Biotextiles are structures composed of textile fibers designed for use in specific biological environments where their performance depends on biocompatibility and biostability with cells and biological fluids. Biotextiles include implantable devices such as surgical sutures, hernia repair fabrics, vascular and endovascular prostheses, artificial skin, anterior cruciate ligament (ACL) prostheses and parts of artificial hearts.
The term “Biotextiles” was first used 30 years ago by Dr. Martin W. King, a professor in North Carolina State University’s College of Textiles.
“Medical textiles” is a broader term which also includes bandages, wound dressings, face masks, hospital linens, and protective clothing worn in the operating room. Antimicrobial medical textiles are textiles that fight against cutaneous bacterial proliferation. Zeolite and Triclosan are some of the more commonly used antimicrobial agents at the present time. However, the use of silver nanoparticles and other chemical compounds that can disrupt the normal function of bacteria, viruses, and fungi are becoming increasingly popular in various niche markets.

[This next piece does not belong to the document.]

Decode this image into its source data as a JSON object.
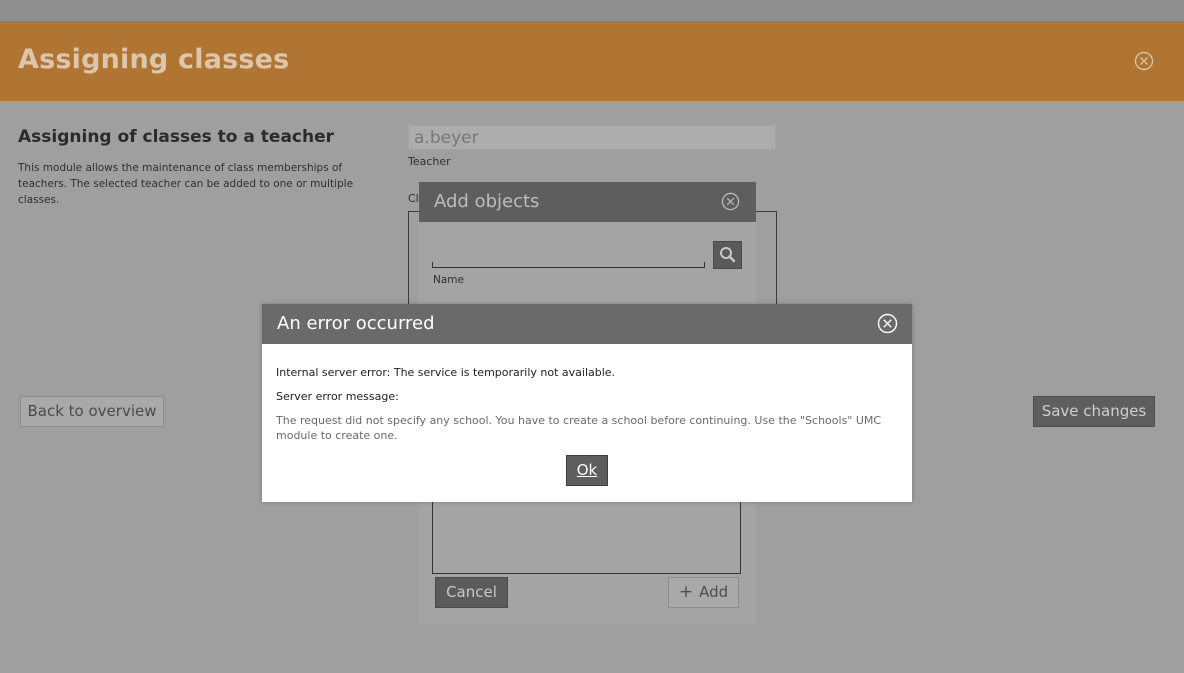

This antimicrobial behavior also allows such medical textiles to inhibit the development of odors and limit the extent of bacterial proliferation in diabetic foot ulcers.